As a Republican congressman prepares to open hearings on the threat of homegrown Islamic terrorism, President Obama’s deputy national security adviser visited a mosque here on Sunday to reassure Muslims that “we will not stigmatize or demonize entire communities because of the actions of a few.”
The White House billed the speech by the adviser, Denis McDonough, as a chance for the administration to lay out its strategy for preventing violent extremism. But the timing was no accident; Mr. McDonough was in effect an emissary from the White House to pre-empt Representative Peter King of New York, the Homeland Security Committee chairman, who has promised a series of hearings beginning Thursday on the radicalization of American Muslims.
“In the United States of America, we don’t practice guilt by association,” Mr. McDonough told an interfaith but mostly Muslim audience of about 200 here at the All Dulles Area Muslim Society, known as the Adams Center. “And let’s remember that just as violence and extremism are not unique to any one faith, the responsibility to oppose ignorance and violence rests with us all.”

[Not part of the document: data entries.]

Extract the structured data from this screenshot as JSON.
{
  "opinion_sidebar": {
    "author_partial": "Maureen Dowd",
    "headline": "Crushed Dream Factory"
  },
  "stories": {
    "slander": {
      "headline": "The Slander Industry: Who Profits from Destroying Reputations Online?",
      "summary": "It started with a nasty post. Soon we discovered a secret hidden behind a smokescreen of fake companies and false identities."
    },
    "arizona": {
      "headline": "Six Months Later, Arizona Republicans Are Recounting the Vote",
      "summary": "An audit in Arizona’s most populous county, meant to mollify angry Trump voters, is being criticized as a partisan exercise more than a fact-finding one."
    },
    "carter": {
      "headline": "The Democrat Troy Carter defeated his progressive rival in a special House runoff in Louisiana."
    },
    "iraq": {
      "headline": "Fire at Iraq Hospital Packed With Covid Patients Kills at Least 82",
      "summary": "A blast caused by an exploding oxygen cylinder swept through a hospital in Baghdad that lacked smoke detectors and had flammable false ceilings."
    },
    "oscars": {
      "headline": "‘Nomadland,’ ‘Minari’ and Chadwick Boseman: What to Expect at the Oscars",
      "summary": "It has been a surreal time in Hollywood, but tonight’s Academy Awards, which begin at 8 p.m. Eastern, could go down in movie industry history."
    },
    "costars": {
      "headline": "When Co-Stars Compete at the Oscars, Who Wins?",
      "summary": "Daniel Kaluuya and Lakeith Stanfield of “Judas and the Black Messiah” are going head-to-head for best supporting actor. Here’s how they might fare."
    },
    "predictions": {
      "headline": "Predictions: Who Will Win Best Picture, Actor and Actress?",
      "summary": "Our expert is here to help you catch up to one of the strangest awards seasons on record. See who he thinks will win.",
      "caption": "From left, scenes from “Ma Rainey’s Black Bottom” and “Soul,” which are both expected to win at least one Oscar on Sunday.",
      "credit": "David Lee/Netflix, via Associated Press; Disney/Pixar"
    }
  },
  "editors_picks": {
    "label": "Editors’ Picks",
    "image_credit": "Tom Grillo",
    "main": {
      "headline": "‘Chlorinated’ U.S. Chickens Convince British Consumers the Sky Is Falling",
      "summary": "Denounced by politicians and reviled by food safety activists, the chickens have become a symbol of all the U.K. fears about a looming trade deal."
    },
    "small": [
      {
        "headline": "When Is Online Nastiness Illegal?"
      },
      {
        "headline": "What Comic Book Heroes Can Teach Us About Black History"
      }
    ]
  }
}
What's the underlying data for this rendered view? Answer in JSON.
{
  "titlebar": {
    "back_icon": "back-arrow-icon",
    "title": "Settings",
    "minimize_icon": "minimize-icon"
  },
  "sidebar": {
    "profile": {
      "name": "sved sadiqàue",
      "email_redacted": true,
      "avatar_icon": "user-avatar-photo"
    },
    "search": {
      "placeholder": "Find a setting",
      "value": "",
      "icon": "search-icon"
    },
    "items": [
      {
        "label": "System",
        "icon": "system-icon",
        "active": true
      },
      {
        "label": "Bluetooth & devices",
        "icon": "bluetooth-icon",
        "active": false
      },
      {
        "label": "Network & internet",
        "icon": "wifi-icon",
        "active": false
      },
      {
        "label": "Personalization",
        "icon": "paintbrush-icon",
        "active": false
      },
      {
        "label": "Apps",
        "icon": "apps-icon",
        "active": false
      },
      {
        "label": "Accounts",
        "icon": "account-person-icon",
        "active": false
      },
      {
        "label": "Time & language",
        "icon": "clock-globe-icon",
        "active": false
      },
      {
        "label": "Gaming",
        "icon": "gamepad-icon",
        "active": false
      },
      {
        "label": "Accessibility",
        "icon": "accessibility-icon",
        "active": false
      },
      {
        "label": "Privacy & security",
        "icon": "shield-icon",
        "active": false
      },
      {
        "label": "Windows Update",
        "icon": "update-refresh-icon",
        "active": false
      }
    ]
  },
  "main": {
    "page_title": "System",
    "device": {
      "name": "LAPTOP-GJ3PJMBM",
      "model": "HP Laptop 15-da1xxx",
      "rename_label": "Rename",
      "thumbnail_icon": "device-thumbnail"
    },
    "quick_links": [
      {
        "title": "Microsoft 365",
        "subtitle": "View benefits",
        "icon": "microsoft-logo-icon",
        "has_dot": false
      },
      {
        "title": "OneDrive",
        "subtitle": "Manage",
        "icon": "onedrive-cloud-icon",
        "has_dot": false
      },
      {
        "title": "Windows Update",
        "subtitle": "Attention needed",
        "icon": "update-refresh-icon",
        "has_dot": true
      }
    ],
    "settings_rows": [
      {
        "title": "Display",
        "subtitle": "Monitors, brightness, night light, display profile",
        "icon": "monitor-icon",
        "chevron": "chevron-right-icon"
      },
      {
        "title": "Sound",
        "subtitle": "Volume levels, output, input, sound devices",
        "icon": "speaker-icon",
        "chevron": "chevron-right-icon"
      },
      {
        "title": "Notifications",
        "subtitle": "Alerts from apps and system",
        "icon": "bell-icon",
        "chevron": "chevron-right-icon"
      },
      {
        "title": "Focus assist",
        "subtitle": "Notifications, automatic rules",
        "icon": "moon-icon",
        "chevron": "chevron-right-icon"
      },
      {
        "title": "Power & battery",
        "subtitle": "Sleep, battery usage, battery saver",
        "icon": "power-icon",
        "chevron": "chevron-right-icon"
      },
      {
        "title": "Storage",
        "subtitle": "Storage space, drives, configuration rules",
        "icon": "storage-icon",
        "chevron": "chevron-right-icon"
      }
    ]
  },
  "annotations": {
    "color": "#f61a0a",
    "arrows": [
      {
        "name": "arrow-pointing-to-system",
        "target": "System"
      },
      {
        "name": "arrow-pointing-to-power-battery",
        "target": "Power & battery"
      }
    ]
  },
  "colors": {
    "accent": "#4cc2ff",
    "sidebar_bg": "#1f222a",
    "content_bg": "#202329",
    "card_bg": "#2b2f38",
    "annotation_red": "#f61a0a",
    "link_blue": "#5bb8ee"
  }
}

Mr. McDonough made no explicit mention of the hearings or Mr. King. But his speech came on a day when the back-and-forth over Mr. King’s plans crescendoed, from the airwaves of Washington’s Sunday morning talk shows to the streets of Manhattan to this northern Virginia suburb, an area packed with Muslim professionals, many of whom are extremely wary of Mr. King and his plans.